The genesis of Ray-Ban Eyewear as we know it took place in 1937, when it was founded by American company, Bausch and Lomb. The pilots who worked for the U.S. Army Air Service were always getting headaches and altitude sickness due to the constant glare of the burning hot sun. Consequently, in 1929, the U.S. Army Air Corps enlisted Bausch and Lomb to create aviator sunglasses that would mitigate these risks and hazards from impeding the missions of the pilots and help preserve the health of their eyes. 7 years later, Bausch and Lomb invented the first of many Ray-Ban Eyewear, the Anti-Glare, which featured plastic frames and green lenses that would prevent the glare of the sun without at all affecting the pilot’s vision. By the next year, the glasses were remodeled with metal frames and relabeled the Ray-Ban Aviator. Bausch and Lomb patented the product and thereafter, launched its eyewear business.
The company soon launched yet more advances to follow up on the success of the Aviator. One such innovation was the Outdoorsman, which improved upon the Aviator with the incorporation of a “sweat bar” that would catch sweat from falling into one’s eyes. But it didn’t stop there.

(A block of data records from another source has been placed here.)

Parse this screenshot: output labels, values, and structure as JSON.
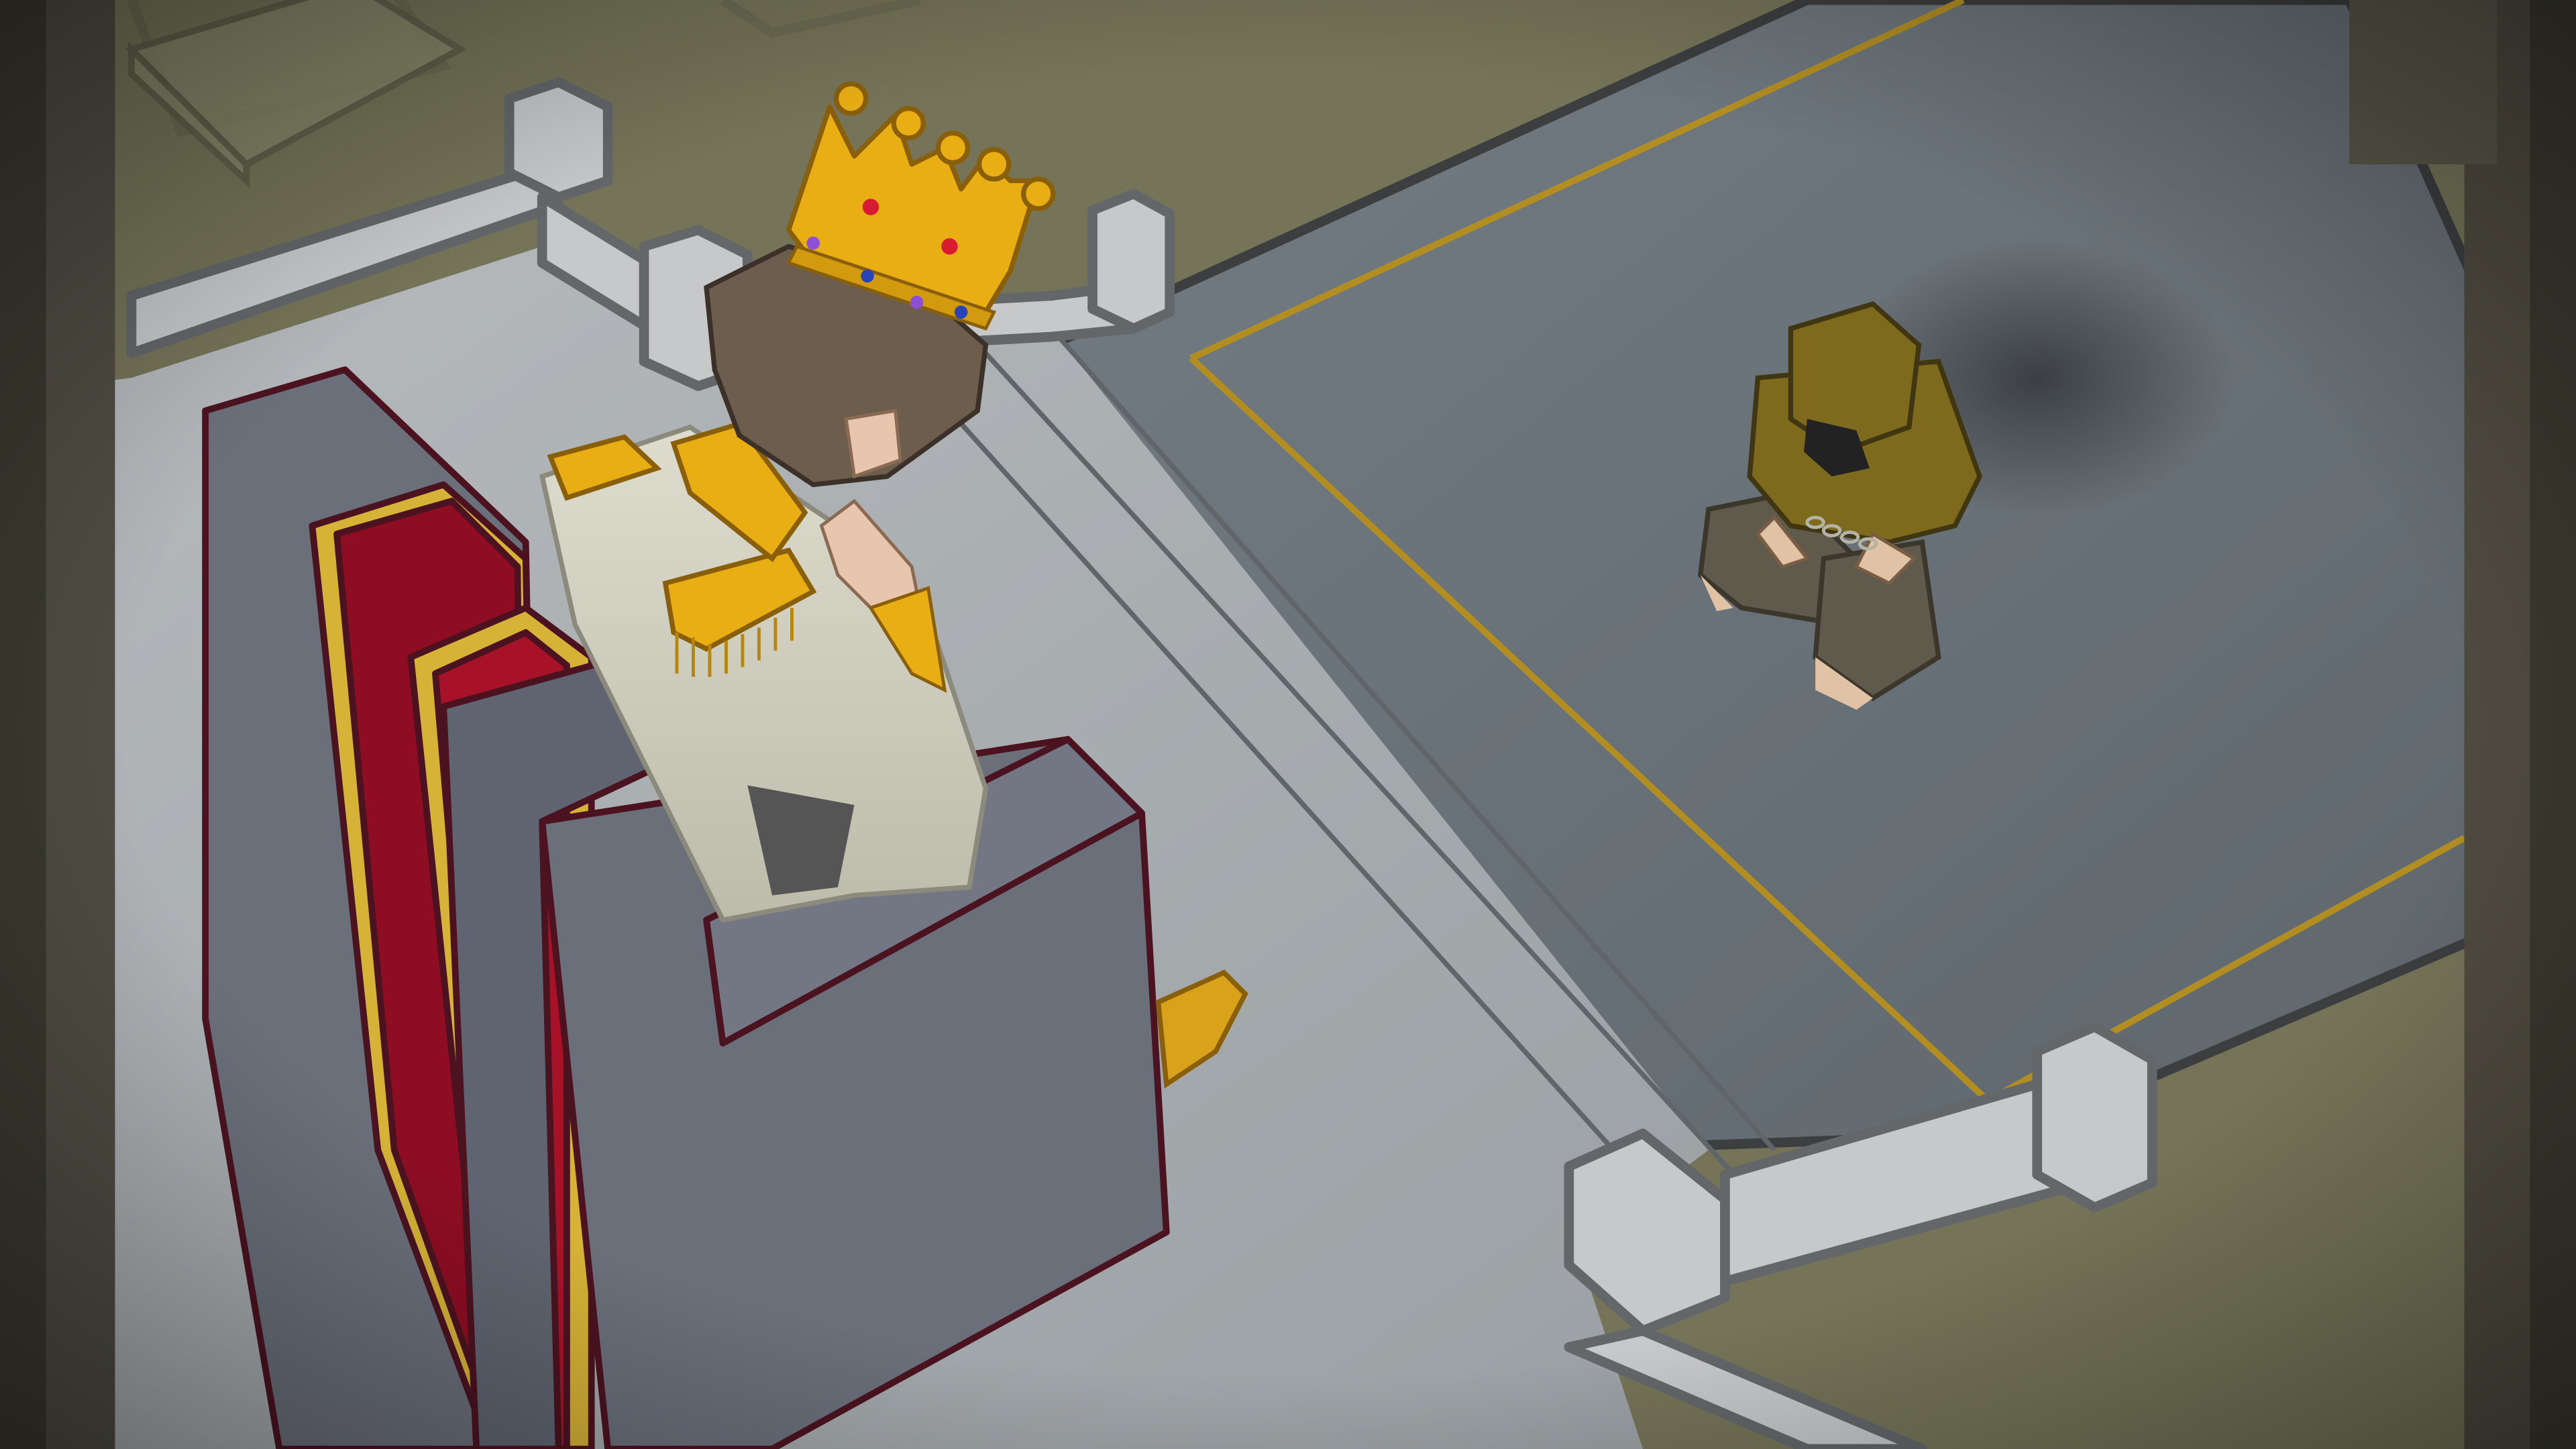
{
  "scene": {
    "kind": "isometric illustration",
    "palette": {
      "floor_olive": "#757458",
      "dais_stone": "#a7acaf",
      "carpet_slate": "#6c757c",
      "gold_trim": "#b28e22",
      "throne_gray": "#6a6f7a",
      "throne_red": "#8e0d22",
      "gold": "#e8ae14",
      "coat_cream": "#cfcdbd",
      "hair_brown": "#6c5d4d",
      "skin": "#e7c6ad",
      "hood_olive": "#7d6a1d",
      "shadow_dark": "#3b3d3b"
    }
  },
  "elements": [
    {
      "name": "throne-room-floor"
    },
    {
      "name": "raised-dais"
    },
    {
      "name": "slate-carpet-with-gold-border"
    },
    {
      "name": "stone-balustrade-back"
    },
    {
      "name": "stone-balustrade-front"
    },
    {
      "name": "stone-pillar-left"
    },
    {
      "name": "stone-pillar-right"
    },
    {
      "name": "king-on-throne"
    },
    {
      "name": "throne"
    },
    {
      "name": "crown-icon"
    },
    {
      "name": "hooded-prisoner-kneeling"
    },
    {
      "name": "wrist-chains-icon"
    },
    {
      "name": "vignette"
    }
  ]
}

Ray-Ban Eyewear and the industry received another upgrade in the form of gradient lenses, which are lenses that are tinted from the top down, increasing protection from sunlight and glare that are seen overhead, and allowing for clear vision through the bottom halves of the lenses. The Wayfarer was another new style when it debuted in 1952, marking a change in the industry by departing from the wear of traditional thin, metal frames and welcoming the first plastic frames. 1953 saw the release of G-15 green and gray lenses, continuing the theme of Ray-Ban Eyewear as the trendsetter.
Subsequent decades would find the introduction of yet more styles and their gain of mainstream popularity via celebrity endorsement by big time movie stars like James Dean and Peter Fonda in big budget films. Even famous musicians ranging from Bob Marley to Bob Dylan took part in showing just how fashionable and cool Ray-Ban Eyewear were to wear. Unfortunately, Ray-Ban struggled to maintain its eminence during the 1990s due to competition from new, upstart brands such as Oakley, which gained massive appeal due to its distribution of products that catered to the younger customer demographic. Italian eyewear company Luxottica acquired Ray-Ban at the end of the decade and later also absorbed Oakley into its corporate structure, in 2007. The acquisition of Ray-Ban Eyewear has not stopped its staff from getting their creative juices flowing. Recent years have found yet more innovations in the forms of new series models such as Predators, Inertia, Prophecy, and many others, which feature sleek, wraparound designs that embrace modern touches. This is showcased in the 2013 smash hit move, The Wolf of Wall Street, worn by famous actor, Leonardo DiCaprio, who has stolen hearts all over the world with his good looks and coolness, all of which have been enhanced with Ray-Ban Eyewear model, the RB4147 Boyfriend Sunglasses. Even when faced with setbacks, Ray-Ban has proven that it has been and will always be up-to-date, always searching and hunting for new evolutions in the eyewear industry that will continue to capture the attention and imaginations of people all over the world!